Mobile penetration has significantly increased across Africa, with Nigeria remaining the largest mobile market of about 162 million subscribers and a penetration rate of 84 per cent, according to the Jumia Mobile Report 2018.
The Nigeria Bureau of Statistics reports that the volume and value of mobile payment transactions in the first quarter of 2018 grew by 7 per cent to N329bn from N307bn in Q4’17.
These figures show that mobile payment can contribute abundantly to the growth of the Nigerian economy with the help of the Central Bank of Nigeria and Financial Technologies (Fintechs).
According to the report, the Nigerian banking system has been completely revolutionised by technology, adding that it has forced banks, new or old generations, to become creative and innovative. It added that some of the innovations that have disrupted the banking sector are mobile apps and unstructured supplementary service data (USSD).
“With these two, one can perform any transaction whether one has an internet enabled phone or not,” the report revealed.
Fintechs, it said, are no longer new in Nigeria as it said they serve as payment gateways for businesses and they have made mobile or web transaction seamless.
“An uncomplicated synergy between banks and Fintechs with the regulation of the CBN (as well as shielding the financial sector from fraudsters) will definitely lead to economic development for Nigeria.
The phenomenal growth of fintech is helping organisations in Nigeria deliver a new generation of innovative products and services.
“To achieve this and successfully harness the power of mobile, organisations in Nigeria’s mobile banking and payments ecosystem must deliver compelling and responsive end-user experiences.
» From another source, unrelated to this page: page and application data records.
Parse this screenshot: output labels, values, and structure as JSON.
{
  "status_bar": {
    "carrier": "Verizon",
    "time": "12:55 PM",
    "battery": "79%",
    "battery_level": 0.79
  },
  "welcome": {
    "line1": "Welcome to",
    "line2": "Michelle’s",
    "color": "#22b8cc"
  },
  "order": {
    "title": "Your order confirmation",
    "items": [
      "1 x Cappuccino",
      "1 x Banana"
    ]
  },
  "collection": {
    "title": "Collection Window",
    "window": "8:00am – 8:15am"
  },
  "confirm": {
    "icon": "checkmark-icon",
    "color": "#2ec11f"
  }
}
They must also implement strong and secure authentication methods that instill confidence among users in mobile banking and payments.
End-users today expect websites to deliver the same experience on mobile as they do on personal computers.
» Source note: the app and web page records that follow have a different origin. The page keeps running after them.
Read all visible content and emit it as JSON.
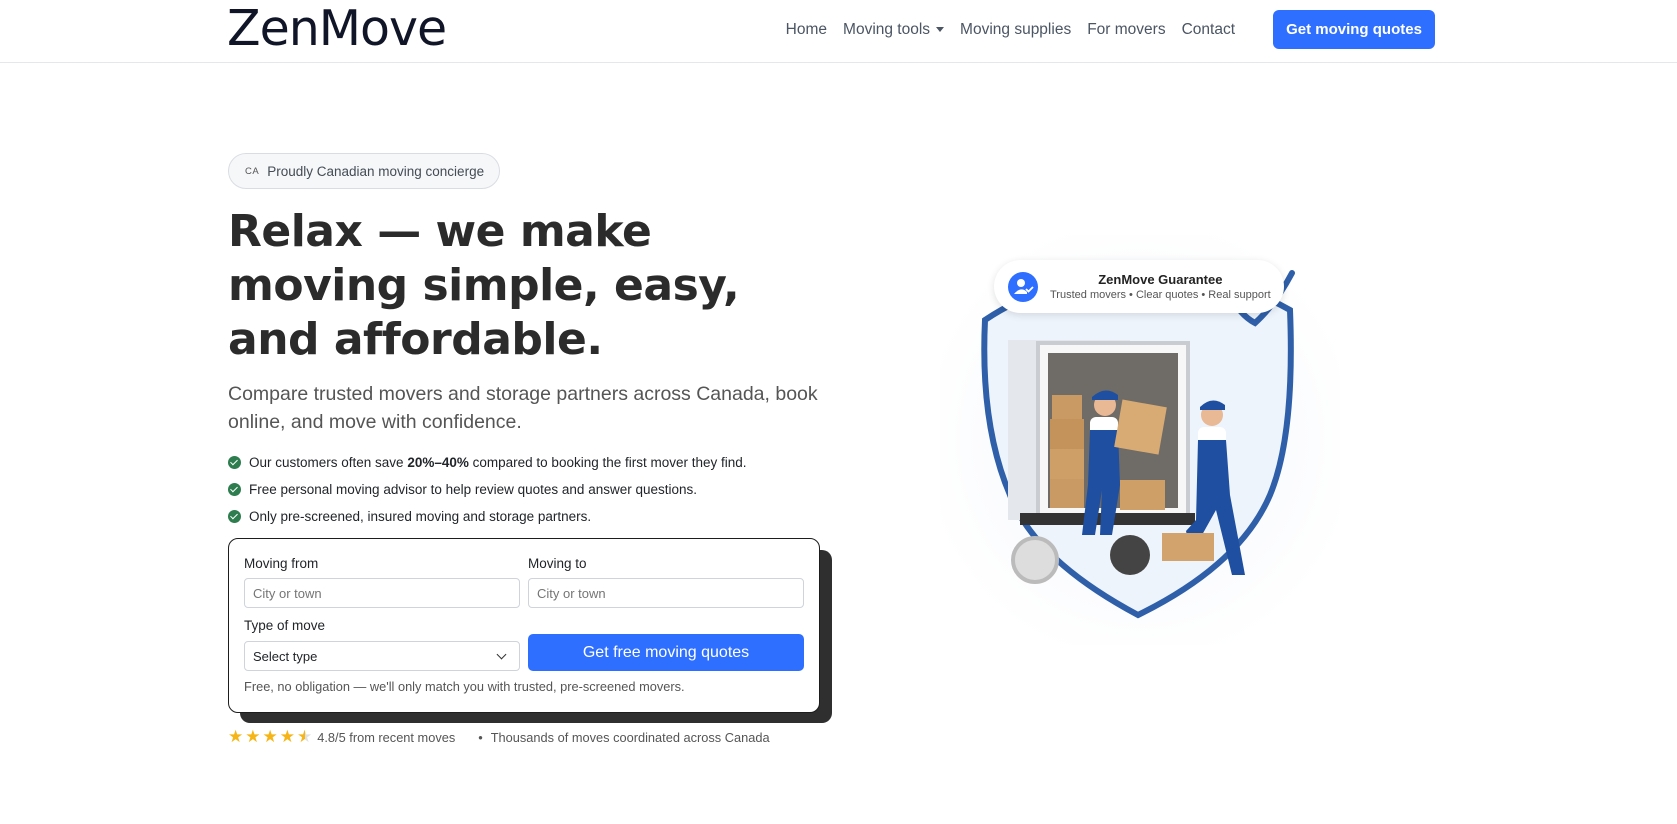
{
  "brand": {
    "name": "ZenMove"
  },
  "nav": {
    "items": [
      {
        "label": "Home"
      },
      {
        "label": "Moving tools",
        "has_dropdown": true
      },
      {
        "label": "Moving supplies"
      },
      {
        "label": "For movers"
      },
      {
        "label": "Contact"
      }
    ],
    "cta_label": "Get moving quotes"
  },
  "hero": {
    "badge_flag": "CA",
    "badge_text": "Proudly Canadian moving concierge",
    "title": "Relax — we make moving simple, easy, and affordable.",
    "subtitle": "Compare trusted movers and storage partners across Canada, book online, and move with confidence.",
    "benefits": {
      "b1_pre": "Our customers often save ",
      "b1_bold": "20%–40%",
      "b1_post": " compared to booking the first mover they find.",
      "b2": "Free personal moving advisor to help review quotes and answer questions.",
      "b3": "Only pre-screened, insured moving and storage partners."
    }
  },
  "form": {
    "from_label": "Moving from",
    "from_placeholder": "City or town",
    "to_label": "Moving to",
    "to_placeholder": "City or town",
    "type_label": "Type of move",
    "type_selected": "Select type",
    "submit_label": "Get free moving quotes",
    "note": "Free, no obligation — we'll only match you with trusted, pre-screened movers."
  },
  "rating": {
    "score_stars": 4.8,
    "text": "4.8/5 from recent moves",
    "separator": "•",
    "moves_text": "Thousands of moves coordinated across Canada"
  },
  "guarantee": {
    "title": "ZenMove Guarantee",
    "subtitle": "Trusted movers • Clear quotes • Real support"
  },
  "colors": {
    "primary": "#2f6fff",
    "check": "#2e7d4f",
    "star": "#f6b516",
    "shield": "#2f5fa8"
  }
}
“For mobile commerce and electronic banking to deliver its benefits across Nigeria, delivering a secure mobile experience, regardless of device and network is compulsory.
“As more and more business-critical applications and financial services adopt the public or private cloud, it has become essential to protect organisations and users from criminal efforts to steal data or conduct financial malfeasance. Mobile devices are now being targeted because they may serve as a back-channel into a network, thus making a network-centric security approach inadequate for an increasingly mobile-based economy.
“Security within a mobile commerce ecosystem needs to be intelligence-driven and provide the flexibility and scalability to adapt to dynamic requirements,” the report stated.